(Extracted records)
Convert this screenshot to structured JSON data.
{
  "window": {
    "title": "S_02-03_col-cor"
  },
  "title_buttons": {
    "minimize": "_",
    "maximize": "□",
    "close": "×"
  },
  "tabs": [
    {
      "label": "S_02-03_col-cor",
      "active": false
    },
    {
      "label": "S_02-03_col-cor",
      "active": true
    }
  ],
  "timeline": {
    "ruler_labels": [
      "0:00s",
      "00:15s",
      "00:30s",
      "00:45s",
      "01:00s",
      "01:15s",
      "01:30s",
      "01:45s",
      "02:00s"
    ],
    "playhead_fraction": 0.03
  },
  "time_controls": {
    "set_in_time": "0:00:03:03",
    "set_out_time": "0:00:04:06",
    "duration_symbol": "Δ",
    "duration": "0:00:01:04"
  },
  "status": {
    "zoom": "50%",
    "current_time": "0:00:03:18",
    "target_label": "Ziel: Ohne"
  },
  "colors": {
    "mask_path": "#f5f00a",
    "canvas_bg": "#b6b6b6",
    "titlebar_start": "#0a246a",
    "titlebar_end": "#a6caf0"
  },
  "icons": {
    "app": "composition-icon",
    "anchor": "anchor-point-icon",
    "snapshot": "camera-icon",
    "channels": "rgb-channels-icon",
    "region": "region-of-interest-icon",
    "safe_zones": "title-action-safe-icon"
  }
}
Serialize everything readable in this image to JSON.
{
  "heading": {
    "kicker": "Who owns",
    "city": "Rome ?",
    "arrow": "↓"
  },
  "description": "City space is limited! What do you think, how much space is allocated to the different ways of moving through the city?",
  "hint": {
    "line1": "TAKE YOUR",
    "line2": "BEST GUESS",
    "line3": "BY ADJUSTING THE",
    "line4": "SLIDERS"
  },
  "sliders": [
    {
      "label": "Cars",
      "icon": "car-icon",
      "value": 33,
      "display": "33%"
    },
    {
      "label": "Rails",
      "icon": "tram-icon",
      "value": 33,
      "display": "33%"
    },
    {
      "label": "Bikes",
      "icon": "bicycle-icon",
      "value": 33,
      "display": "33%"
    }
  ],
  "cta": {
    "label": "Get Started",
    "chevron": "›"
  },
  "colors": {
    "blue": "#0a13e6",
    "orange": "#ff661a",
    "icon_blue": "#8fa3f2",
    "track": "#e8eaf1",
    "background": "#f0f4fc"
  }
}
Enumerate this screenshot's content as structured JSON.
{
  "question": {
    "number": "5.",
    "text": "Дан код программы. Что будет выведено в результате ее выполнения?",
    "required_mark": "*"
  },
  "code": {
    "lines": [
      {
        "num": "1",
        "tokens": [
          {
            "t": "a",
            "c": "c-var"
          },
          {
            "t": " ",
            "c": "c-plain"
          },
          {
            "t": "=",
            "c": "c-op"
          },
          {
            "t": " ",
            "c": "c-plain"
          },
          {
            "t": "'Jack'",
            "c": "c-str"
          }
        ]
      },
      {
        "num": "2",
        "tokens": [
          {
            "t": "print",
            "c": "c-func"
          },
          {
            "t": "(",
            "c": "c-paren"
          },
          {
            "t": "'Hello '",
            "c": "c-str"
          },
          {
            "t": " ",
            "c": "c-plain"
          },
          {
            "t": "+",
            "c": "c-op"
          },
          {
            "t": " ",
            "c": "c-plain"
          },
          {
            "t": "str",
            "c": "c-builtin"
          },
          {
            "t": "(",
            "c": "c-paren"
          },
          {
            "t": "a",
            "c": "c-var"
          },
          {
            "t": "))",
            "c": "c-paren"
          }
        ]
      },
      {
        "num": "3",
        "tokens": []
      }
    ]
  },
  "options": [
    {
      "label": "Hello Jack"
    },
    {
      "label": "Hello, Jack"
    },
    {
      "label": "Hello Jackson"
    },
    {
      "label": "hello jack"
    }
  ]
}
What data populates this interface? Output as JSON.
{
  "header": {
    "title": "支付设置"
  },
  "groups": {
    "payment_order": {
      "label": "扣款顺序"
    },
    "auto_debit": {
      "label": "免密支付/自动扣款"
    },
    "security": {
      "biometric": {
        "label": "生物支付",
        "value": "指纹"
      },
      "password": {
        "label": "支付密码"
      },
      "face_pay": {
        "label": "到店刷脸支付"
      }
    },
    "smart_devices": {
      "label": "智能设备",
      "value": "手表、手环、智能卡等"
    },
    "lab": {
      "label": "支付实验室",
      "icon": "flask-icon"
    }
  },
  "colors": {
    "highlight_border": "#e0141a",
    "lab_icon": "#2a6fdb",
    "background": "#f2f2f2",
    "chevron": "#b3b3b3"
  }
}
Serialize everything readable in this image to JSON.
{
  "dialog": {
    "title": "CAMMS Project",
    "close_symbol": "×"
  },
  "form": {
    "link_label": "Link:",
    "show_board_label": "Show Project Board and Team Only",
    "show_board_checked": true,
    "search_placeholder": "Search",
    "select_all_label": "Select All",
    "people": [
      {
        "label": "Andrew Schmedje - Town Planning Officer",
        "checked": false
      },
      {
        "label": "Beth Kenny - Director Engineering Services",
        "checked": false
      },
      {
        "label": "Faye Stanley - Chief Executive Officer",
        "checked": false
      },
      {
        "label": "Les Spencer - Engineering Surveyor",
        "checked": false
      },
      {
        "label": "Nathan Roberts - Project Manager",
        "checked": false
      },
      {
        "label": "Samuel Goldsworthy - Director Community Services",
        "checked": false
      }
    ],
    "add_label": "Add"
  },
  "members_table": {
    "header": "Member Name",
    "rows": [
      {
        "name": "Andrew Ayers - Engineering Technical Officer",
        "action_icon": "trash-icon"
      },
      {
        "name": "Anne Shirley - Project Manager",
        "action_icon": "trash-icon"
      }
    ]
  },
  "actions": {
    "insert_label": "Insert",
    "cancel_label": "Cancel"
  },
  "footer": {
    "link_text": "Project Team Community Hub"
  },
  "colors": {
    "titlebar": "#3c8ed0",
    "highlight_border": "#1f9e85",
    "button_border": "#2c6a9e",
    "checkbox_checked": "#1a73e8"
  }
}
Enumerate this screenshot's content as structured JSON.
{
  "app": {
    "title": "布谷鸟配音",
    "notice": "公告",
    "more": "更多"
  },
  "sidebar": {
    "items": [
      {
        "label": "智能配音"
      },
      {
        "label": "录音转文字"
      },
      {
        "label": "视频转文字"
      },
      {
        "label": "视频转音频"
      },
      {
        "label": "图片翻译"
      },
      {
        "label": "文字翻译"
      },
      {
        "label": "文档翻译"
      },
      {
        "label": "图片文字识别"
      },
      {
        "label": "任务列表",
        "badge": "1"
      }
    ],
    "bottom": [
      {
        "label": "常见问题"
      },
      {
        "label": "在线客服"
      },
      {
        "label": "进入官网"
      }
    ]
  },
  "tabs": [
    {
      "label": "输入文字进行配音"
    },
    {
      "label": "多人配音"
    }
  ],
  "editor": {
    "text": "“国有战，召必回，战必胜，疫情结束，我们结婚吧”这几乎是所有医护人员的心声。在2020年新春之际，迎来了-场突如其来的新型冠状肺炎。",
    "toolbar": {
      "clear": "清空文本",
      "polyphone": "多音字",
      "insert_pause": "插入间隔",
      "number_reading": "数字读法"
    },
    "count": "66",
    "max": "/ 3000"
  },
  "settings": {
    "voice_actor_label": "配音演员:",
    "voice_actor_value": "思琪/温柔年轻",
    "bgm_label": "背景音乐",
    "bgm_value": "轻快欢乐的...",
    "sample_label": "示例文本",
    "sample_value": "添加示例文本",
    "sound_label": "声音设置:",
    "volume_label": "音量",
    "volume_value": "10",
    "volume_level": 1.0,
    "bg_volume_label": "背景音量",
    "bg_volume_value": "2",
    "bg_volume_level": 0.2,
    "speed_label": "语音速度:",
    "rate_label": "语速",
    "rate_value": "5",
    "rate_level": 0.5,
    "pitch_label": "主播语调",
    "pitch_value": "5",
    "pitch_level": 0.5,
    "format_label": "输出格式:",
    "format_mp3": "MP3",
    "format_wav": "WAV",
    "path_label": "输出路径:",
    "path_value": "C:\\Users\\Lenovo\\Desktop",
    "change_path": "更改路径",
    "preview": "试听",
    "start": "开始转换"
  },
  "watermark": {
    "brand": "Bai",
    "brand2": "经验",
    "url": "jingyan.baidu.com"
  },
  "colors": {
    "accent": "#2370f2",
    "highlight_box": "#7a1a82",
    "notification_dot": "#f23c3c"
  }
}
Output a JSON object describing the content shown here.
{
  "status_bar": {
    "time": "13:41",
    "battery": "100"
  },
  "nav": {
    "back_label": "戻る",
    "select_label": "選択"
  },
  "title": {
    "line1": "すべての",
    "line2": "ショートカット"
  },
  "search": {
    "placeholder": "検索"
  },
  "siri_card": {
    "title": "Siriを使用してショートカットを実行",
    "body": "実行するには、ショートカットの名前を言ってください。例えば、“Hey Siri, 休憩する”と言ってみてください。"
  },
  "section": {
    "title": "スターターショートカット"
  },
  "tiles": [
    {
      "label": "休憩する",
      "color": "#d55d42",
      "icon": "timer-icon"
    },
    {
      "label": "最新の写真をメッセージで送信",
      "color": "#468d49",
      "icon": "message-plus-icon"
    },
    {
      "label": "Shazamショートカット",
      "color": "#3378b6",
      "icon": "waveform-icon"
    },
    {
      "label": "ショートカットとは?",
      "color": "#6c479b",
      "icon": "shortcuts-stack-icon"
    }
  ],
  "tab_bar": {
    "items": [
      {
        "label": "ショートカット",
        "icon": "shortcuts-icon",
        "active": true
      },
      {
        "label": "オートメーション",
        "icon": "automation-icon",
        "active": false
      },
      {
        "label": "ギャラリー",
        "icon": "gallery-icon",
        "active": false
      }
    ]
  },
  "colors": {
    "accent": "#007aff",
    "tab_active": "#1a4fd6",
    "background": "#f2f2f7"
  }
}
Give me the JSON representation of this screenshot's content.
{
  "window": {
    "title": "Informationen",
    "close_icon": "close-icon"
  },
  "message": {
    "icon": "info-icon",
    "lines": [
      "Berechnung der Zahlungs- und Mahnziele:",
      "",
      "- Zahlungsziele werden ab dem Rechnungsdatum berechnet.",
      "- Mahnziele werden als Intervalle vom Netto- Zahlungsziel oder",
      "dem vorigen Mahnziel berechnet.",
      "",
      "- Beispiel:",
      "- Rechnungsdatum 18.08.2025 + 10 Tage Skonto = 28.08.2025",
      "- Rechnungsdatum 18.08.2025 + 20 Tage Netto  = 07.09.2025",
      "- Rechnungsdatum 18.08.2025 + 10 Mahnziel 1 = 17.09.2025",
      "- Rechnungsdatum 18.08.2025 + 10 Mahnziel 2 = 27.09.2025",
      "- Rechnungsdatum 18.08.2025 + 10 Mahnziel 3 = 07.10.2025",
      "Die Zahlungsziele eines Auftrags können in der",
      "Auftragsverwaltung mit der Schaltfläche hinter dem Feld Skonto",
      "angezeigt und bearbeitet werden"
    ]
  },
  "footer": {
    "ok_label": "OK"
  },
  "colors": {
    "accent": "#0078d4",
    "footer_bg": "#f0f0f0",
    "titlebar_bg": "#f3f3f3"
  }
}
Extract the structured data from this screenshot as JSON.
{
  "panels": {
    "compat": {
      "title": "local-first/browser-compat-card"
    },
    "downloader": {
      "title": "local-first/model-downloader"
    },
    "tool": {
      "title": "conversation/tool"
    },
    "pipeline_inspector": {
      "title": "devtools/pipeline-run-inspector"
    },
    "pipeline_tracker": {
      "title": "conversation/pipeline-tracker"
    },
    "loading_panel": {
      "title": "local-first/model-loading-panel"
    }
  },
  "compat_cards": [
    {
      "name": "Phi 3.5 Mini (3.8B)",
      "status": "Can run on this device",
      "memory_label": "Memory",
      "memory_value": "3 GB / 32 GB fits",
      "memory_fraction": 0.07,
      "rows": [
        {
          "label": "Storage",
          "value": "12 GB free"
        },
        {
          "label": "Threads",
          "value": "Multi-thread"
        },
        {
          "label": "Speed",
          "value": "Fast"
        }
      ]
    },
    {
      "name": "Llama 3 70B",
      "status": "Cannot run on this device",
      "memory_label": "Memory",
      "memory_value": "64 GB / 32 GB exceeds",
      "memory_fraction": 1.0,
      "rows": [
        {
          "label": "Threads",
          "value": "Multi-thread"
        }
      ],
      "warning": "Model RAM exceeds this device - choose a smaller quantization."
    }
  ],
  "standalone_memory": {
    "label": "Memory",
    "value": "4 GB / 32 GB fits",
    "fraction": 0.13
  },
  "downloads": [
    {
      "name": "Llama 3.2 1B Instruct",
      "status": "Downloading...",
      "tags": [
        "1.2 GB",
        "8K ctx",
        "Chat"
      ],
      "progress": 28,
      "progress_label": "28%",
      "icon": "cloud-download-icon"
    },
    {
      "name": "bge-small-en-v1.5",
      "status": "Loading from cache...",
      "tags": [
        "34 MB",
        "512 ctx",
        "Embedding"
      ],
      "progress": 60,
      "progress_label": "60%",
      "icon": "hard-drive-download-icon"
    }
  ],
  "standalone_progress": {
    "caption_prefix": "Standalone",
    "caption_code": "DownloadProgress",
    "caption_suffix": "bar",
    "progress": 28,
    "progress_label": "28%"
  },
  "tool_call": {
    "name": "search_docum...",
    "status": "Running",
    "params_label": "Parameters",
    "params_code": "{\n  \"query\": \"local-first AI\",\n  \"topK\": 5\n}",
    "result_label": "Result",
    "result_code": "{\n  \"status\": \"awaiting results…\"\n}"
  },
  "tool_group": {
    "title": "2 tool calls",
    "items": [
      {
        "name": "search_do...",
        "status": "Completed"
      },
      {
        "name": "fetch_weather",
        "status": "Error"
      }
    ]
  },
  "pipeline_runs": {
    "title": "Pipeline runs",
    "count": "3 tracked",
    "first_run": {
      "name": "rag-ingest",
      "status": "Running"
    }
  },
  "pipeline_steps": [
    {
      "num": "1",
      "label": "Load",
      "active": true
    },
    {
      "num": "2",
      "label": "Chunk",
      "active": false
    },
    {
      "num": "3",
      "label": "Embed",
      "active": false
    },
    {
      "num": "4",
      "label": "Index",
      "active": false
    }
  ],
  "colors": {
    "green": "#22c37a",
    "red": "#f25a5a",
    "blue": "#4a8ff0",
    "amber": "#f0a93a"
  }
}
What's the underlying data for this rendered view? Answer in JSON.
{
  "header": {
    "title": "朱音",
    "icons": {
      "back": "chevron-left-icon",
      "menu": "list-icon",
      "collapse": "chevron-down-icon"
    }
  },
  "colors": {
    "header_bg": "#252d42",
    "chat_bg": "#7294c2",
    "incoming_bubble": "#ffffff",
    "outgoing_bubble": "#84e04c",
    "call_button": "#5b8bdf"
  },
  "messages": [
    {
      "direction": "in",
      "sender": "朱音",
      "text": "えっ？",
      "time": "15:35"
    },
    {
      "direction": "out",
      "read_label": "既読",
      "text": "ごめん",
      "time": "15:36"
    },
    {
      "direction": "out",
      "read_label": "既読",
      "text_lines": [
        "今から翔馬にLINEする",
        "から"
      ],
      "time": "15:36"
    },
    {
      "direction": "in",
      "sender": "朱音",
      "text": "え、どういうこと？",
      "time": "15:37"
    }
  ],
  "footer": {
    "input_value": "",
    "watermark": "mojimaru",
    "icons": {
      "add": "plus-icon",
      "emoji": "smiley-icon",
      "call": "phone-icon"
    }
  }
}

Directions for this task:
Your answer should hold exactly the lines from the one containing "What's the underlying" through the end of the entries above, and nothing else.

Result for this exercise:
What's the underlying data for this rendered view? Answer in JSON.
{
  "header": {
    "title": "朱音",
    "icons": {
      "back": "chevron-left-icon",
      "menu": "list-icon",
      "collapse": "chevron-down-icon"
    }
  },
  "colors": {
    "header_bg": "#252d42",
    "chat_bg": "#7294c2",
    "incoming_bubble": "#ffffff",
    "outgoing_bubble": "#84e04c",
    "call_button": "#5b8bdf"
  },
  "messages": [
    {
      "direction": "in",
      "sender": "朱音",
      "text": "えっ？",
      "time": "15:35"
    },
    {
      "direction": "out",
      "read_label": "既読",
      "text": "ごめん",
      "time": "15:36"
    },
    {
      "direction": "out",
      "read_label": "既読",
      "text_lines": [
        "今から翔馬にLINEする",
        "から"
      ],
      "time": "15:36"
    },
    {
      "direction": "in",
      "sender": "朱音",
      "text": "え、どういうこと？",
      "time": "15:37"
    }
  ],
  "footer": {
    "input_value": "",
    "watermark": "mojimaru",
    "icons": {
      "add": "plus-icon",
      "emoji": "smiley-icon",
      "call": "phone-icon"
    }
  }
}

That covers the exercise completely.